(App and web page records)
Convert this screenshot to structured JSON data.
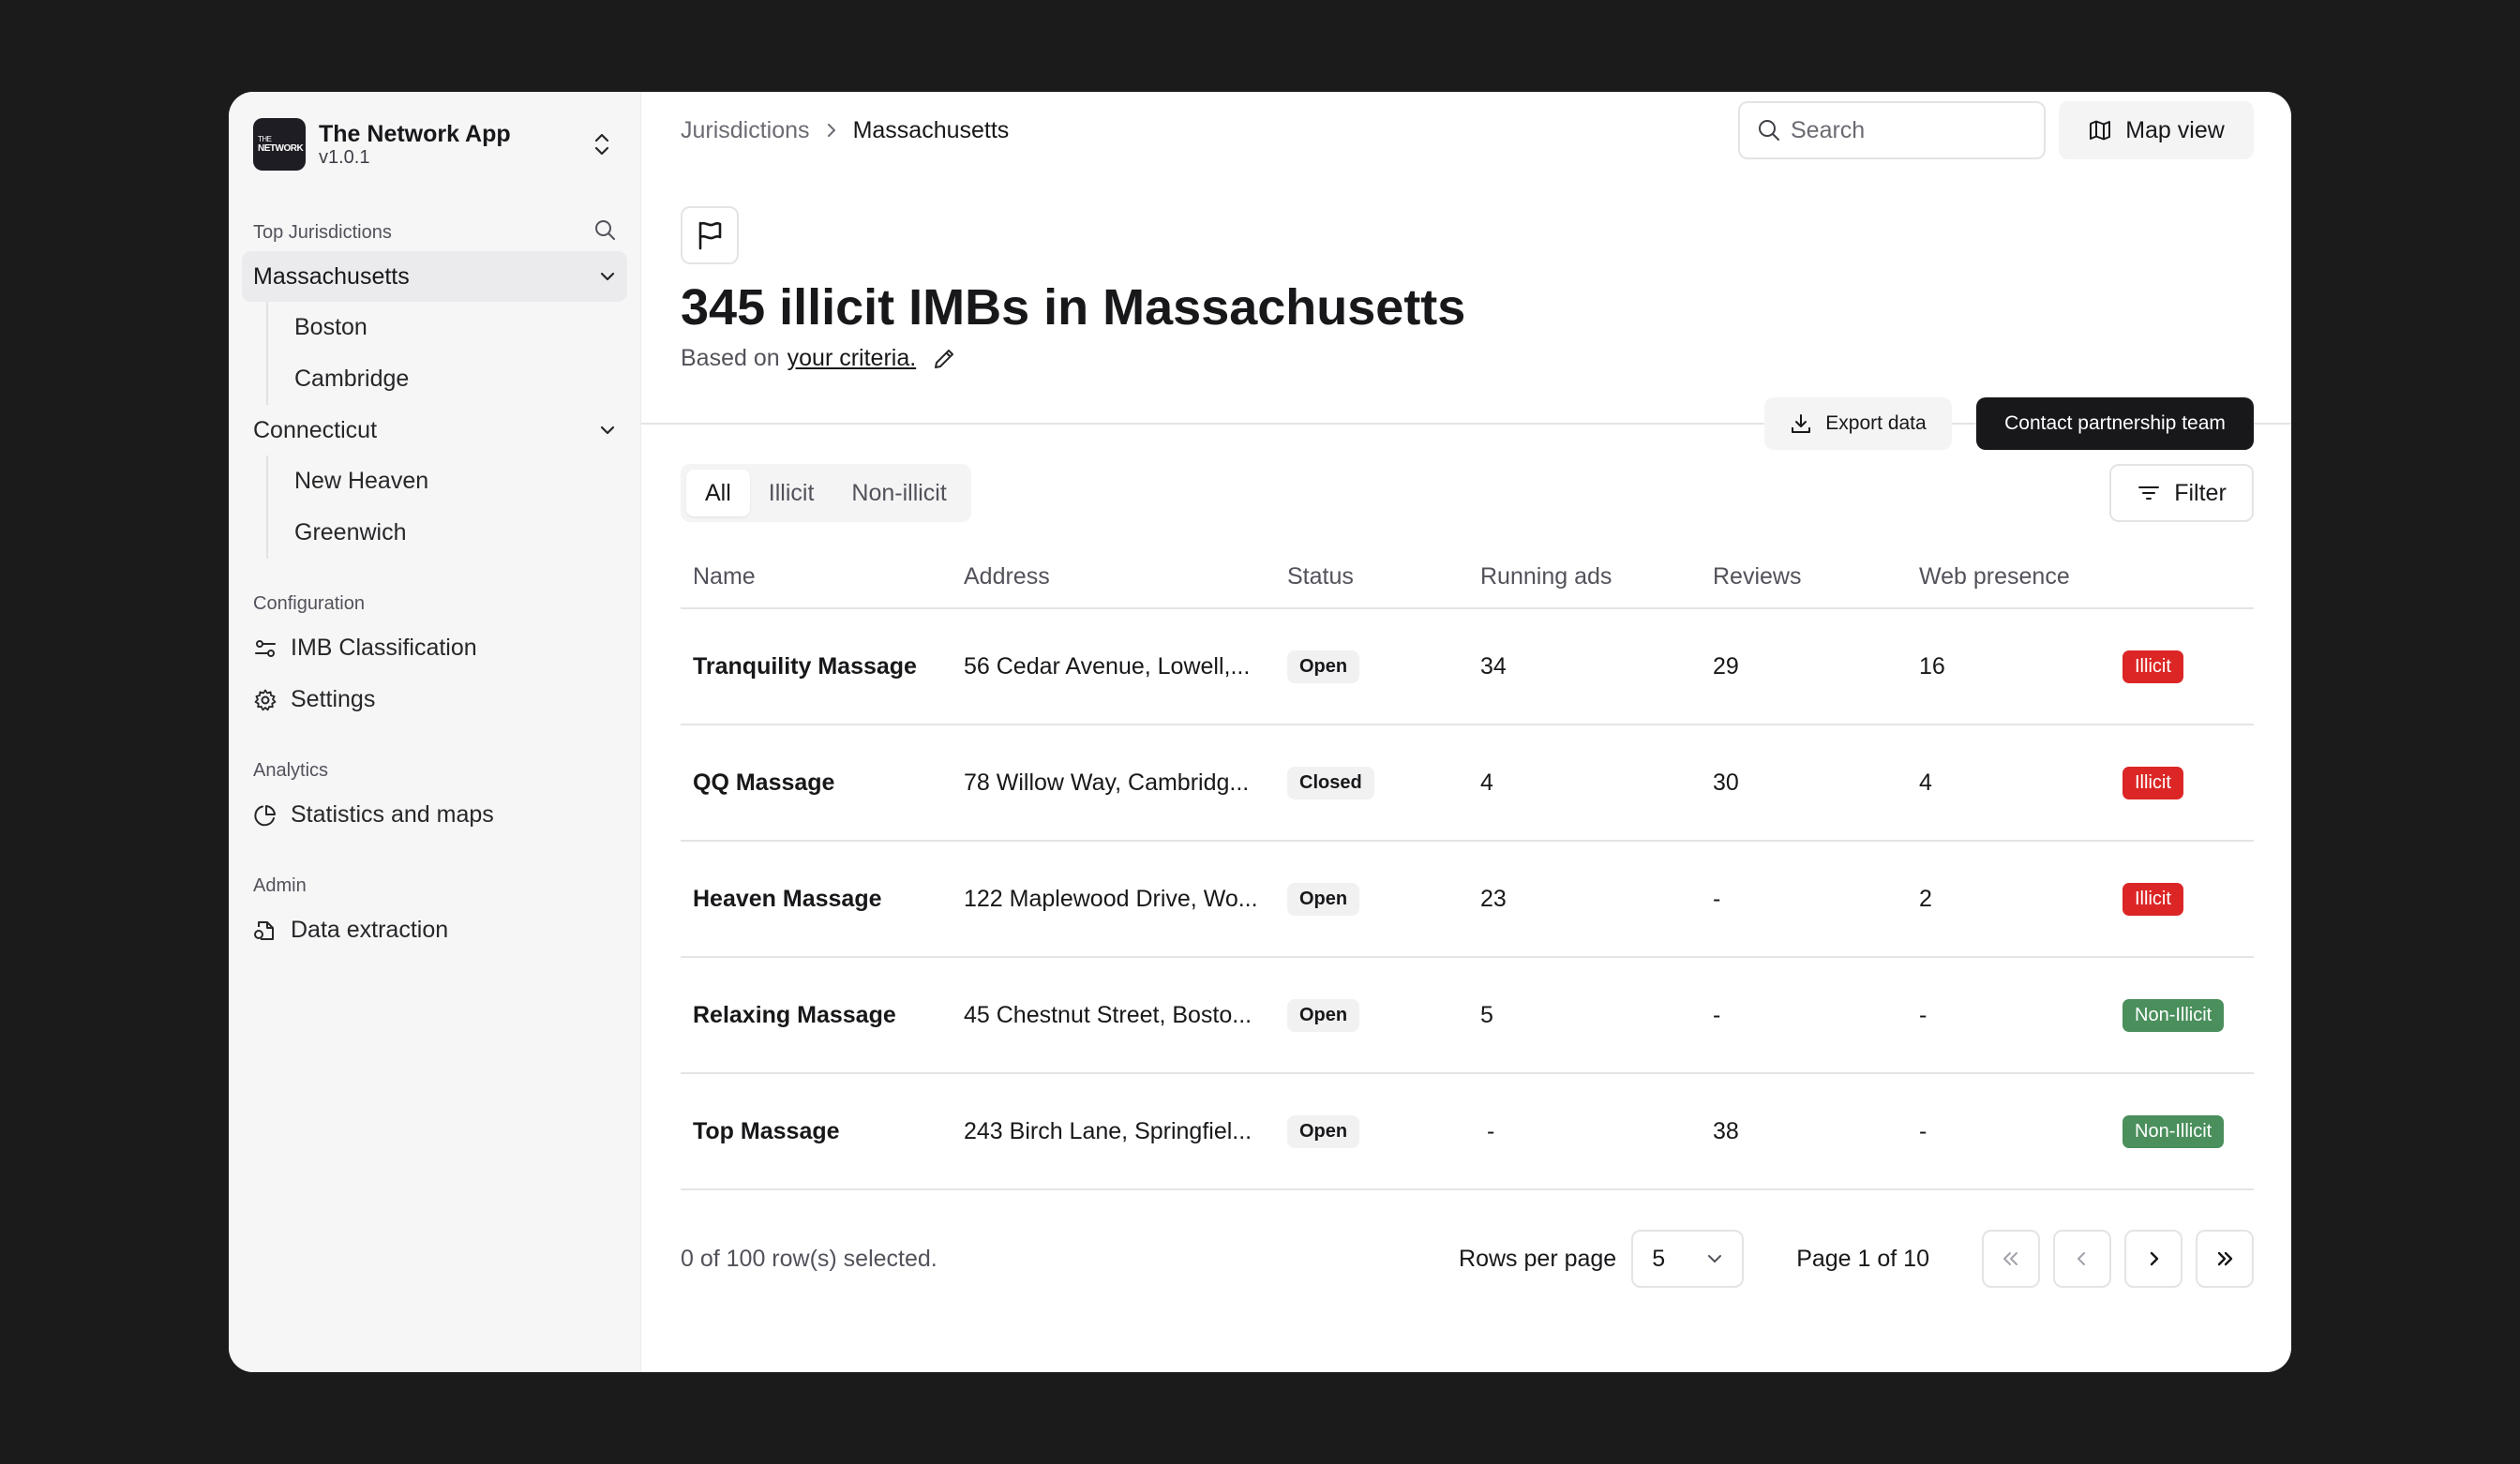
{
  "app": {
    "name": "The Network App",
    "version": "v1.0.1",
    "logo_line1": "THE",
    "logo_line2": "NETWORK"
  },
  "sidebar": {
    "top_label": "Top Jurisdictions",
    "jurisdictions": [
      {
        "label": "Massachusetts",
        "children": [
          "Boston",
          "Cambridge"
        ]
      },
      {
        "label": "Connecticut",
        "children": [
          "New Heaven",
          "Greenwich"
        ]
      }
    ],
    "configuration_label": "Configuration",
    "configuration_items": [
      "IMB Classification",
      "Settings"
    ],
    "analytics_label": "Analytics",
    "analytics_items": [
      "Statistics and maps"
    ],
    "admin_label": "Admin",
    "admin_items": [
      "Data extraction"
    ]
  },
  "breadcrumb": [
    "Jurisdictions",
    "Massachusetts"
  ],
  "search": {
    "placeholder": "Search",
    "value": ""
  },
  "map_view_label": "Map view",
  "headline": {
    "bold": "345 illicit IMBs",
    "rest": " in Massachusetts"
  },
  "criteria": {
    "prefix": "Based on",
    "link": "your criteria."
  },
  "actions": {
    "export": "Export data",
    "contact": "Contact partnership team"
  },
  "tabs": [
    "All",
    "Illicit",
    "Non-illicit"
  ],
  "filter_label": "Filter",
  "table": {
    "headers": [
      "Name",
      "Address",
      "Status",
      "Running ads",
      "Reviews",
      "Web presence",
      ""
    ],
    "rows": [
      {
        "name": "Tranquility Massage",
        "address": "56 Cedar Avenue, Lowell,...",
        "status": "Open",
        "ads": "34",
        "reviews": "29",
        "web": "16",
        "class": "Illicit",
        "kind": "illicit"
      },
      {
        "name": "QQ Massage",
        "address": "78 Willow Way, Cambridg...",
        "status": "Closed",
        "ads": "4",
        "reviews": "30",
        "web": "4",
        "class": "Illicit",
        "kind": "illicit"
      },
      {
        "name": "Heaven Massage",
        "address": "122 Maplewood Drive, Wo...",
        "status": "Open",
        "ads": "23",
        "reviews": "-",
        "web": "2",
        "class": "Illicit",
        "kind": "illicit"
      },
      {
        "name": "Relaxing Massage",
        "address": "45 Chestnut Street, Bosto...",
        "status": "Open",
        "ads": "5",
        "reviews": "-",
        "web": "-",
        "class": "Non-Illicit",
        "kind": "non"
      },
      {
        "name": "Top Massage",
        "address": "243 Birch Lane, Springfiel...",
        "status": "Open",
        "ads": " -",
        "reviews": "38",
        "web": "-",
        "class": "Non-Illicit",
        "kind": "non"
      }
    ]
  },
  "footer": {
    "selected": "0 of 100 row(s) selected.",
    "rows_per_page_label": "Rows per page",
    "rows_per_page": "5",
    "page_info": "Page 1 of 10"
  },
  "colors": {
    "illicit": "#dc2626",
    "non_illicit": "#4a8f5c",
    "primary": "#18181b"
  }
}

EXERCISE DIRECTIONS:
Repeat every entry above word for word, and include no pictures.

EXERCISE SOLUTION:
Convert this screenshot to structured JSON data.
{
  "app": {
    "name": "The Network App",
    "version": "v1.0.1",
    "logo_line1": "THE",
    "logo_line2": "NETWORK"
  },
  "sidebar": {
    "top_label": "Top Jurisdictions",
    "jurisdictions": [
      {
        "label": "Massachusetts",
        "children": [
          "Boston",
          "Cambridge"
        ]
      },
      {
        "label": "Connecticut",
        "children": [
          "New Heaven",
          "Greenwich"
        ]
      }
    ],
    "configuration_label": "Configuration",
    "configuration_items": [
      "IMB Classification",
      "Settings"
    ],
    "analytics_label": "Analytics",
    "analytics_items": [
      "Statistics and maps"
    ],
    "admin_label": "Admin",
    "admin_items": [
      "Data extraction"
    ]
  },
  "breadcrumb": [
    "Jurisdictions",
    "Massachusetts"
  ],
  "search": {
    "placeholder": "Search",
    "value": ""
  },
  "map_view_label": "Map view",
  "headline": {
    "bold": "345 illicit IMBs",
    "rest": " in Massachusetts"
  },
  "criteria": {
    "prefix": "Based on",
    "link": "your criteria."
  },
  "actions": {
    "export": "Export data",
    "contact": "Contact partnership team"
  },
  "tabs": [
    "All",
    "Illicit",
    "Non-illicit"
  ],
  "filter_label": "Filter",
  "table": {
    "headers": [
      "Name",
      "Address",
      "Status",
      "Running ads",
      "Reviews",
      "Web presence",
      ""
    ],
    "rows": [
      {
        "name": "Tranquility Massage",
        "address": "56 Cedar Avenue, Lowell,...",
        "status": "Open",
        "ads": "34",
        "reviews": "29",
        "web": "16",
        "class": "Illicit",
        "kind": "illicit"
      },
      {
        "name": "QQ Massage",
        "address": "78 Willow Way, Cambridg...",
        "status": "Closed",
        "ads": "4",
        "reviews": "30",
        "web": "4",
        "class": "Illicit",
        "kind": "illicit"
      },
      {
        "name": "Heaven Massage",
        "address": "122 Maplewood Drive, Wo...",
        "status": "Open",
        "ads": "23",
        "reviews": "-",
        "web": "2",
        "class": "Illicit",
        "kind": "illicit"
      },
      {
        "name": "Relaxing Massage",
        "address": "45 Chestnut Street, Bosto...",
        "status": "Open",
        "ads": "5",
        "reviews": "-",
        "web": "-",
        "class": "Non-Illicit",
        "kind": "non"
      },
      {
        "name": "Top Massage",
        "address": "243 Birch Lane, Springfiel...",
        "status": "Open",
        "ads": " -",
        "reviews": "38",
        "web": "-",
        "class": "Non-Illicit",
        "kind": "non"
      }
    ]
  },
  "footer": {
    "selected": "0 of 100 row(s) selected.",
    "rows_per_page_label": "Rows per page",
    "rows_per_page": "5",
    "page_info": "Page 1 of 10"
  },
  "colors": {
    "illicit": "#dc2626",
    "non_illicit": "#4a8f5c",
    "primary": "#18181b"
  }
}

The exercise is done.